Items from an interface collection
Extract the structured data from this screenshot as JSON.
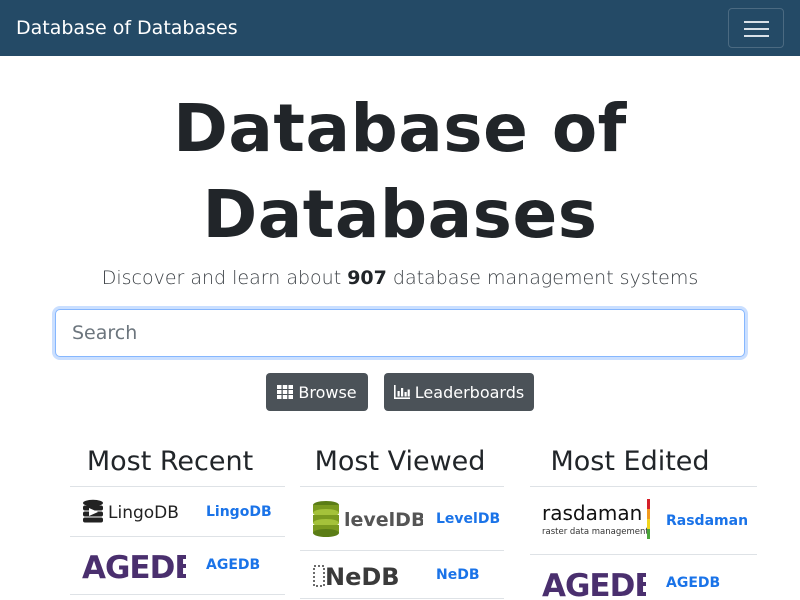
{
  "navbar": {
    "brand": "Database of Databases",
    "toggler_icon": "hamburger-menu-icon"
  },
  "hero": {
    "title_line1": "Database of",
    "title_line2": "Databases",
    "lead_before": "Discover and learn about ",
    "lead_count": "907",
    "lead_after": " database management systems"
  },
  "search": {
    "placeholder": "Search",
    "value": ""
  },
  "buttons": {
    "browse_icon": "grid-icon",
    "browse": "Browse",
    "leaderboards_icon": "bar-chart-icon",
    "leaderboards": "Leaderboards"
  },
  "sections": {
    "most_recent": {
      "title": "Most Recent",
      "items": [
        {
          "logo_text": "LingoDB",
          "name": "LingoDB"
        },
        {
          "logo_text": "AGEDB",
          "name": "AGEDB"
        }
      ]
    },
    "most_viewed": {
      "title": "Most Viewed",
      "items": [
        {
          "logo_text": "levelDB",
          "name": "LevelDB"
        },
        {
          "logo_text": "NeDB",
          "name": "NeDB"
        }
      ]
    },
    "most_edited": {
      "title": "Most Edited",
      "items": [
        {
          "logo_text": "rasdaman",
          "logo_subtext": "raster data management",
          "name": "Rasdaman"
        },
        {
          "logo_text": "AGEDB",
          "name": "AGEDB"
        }
      ]
    }
  },
  "colors": {
    "navbar": "#244a66",
    "link": "#1a73e8",
    "button": "#4b5258",
    "agedb_purple": "#4a2f6e",
    "agedb_magenta": "#b5336a",
    "leveldb_green": "#7a9a1f"
  }
}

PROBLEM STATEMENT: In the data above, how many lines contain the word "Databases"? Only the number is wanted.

RESPONSE AREA: 2